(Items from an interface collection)
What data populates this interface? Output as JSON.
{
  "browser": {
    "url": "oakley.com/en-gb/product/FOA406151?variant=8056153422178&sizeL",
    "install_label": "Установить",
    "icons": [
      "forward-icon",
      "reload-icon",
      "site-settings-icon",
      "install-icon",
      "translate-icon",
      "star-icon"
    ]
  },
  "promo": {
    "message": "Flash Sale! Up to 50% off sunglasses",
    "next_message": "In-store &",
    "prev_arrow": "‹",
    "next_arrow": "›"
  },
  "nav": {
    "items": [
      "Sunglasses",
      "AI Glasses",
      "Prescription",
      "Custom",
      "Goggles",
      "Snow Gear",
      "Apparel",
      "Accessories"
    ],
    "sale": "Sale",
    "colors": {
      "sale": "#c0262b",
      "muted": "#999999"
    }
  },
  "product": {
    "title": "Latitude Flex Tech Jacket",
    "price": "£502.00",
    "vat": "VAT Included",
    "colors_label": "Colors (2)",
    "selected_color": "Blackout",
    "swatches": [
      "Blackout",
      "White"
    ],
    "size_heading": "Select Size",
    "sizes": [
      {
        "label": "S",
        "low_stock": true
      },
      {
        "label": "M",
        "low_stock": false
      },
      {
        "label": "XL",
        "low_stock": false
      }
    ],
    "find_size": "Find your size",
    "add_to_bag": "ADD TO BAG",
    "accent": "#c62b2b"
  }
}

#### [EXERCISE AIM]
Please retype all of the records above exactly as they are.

#### [SOLUTION]
What data populates this interface? Output as JSON.
{
  "browser": {
    "url": "oakley.com/en-gb/product/FOA406151?variant=8056153422178&sizeL",
    "install_label": "Установить",
    "icons": [
      "forward-icon",
      "reload-icon",
      "site-settings-icon",
      "install-icon",
      "translate-icon",
      "star-icon"
    ]
  },
  "promo": {
    "message": "Flash Sale! Up to 50% off sunglasses",
    "next_message": "In-store &",
    "prev_arrow": "‹",
    "next_arrow": "›"
  },
  "nav": {
    "items": [
      "Sunglasses",
      "AI Glasses",
      "Prescription",
      "Custom",
      "Goggles",
      "Snow Gear",
      "Apparel",
      "Accessories"
    ],
    "sale": "Sale",
    "colors": {
      "sale": "#c0262b",
      "muted": "#999999"
    }
  },
  "product": {
    "title": "Latitude Flex Tech Jacket",
    "price": "£502.00",
    "vat": "VAT Included",
    "colors_label": "Colors (2)",
    "selected_color": "Blackout",
    "swatches": [
      "Blackout",
      "White"
    ],
    "size_heading": "Select Size",
    "sizes": [
      {
        "label": "S",
        "low_stock": true
      },
      {
        "label": "M",
        "low_stock": false
      },
      {
        "label": "XL",
        "low_stock": false
      }
    ],
    "find_size": "Find your size",
    "add_to_bag": "ADD TO BAG",
    "accent": "#c62b2b"
  }
}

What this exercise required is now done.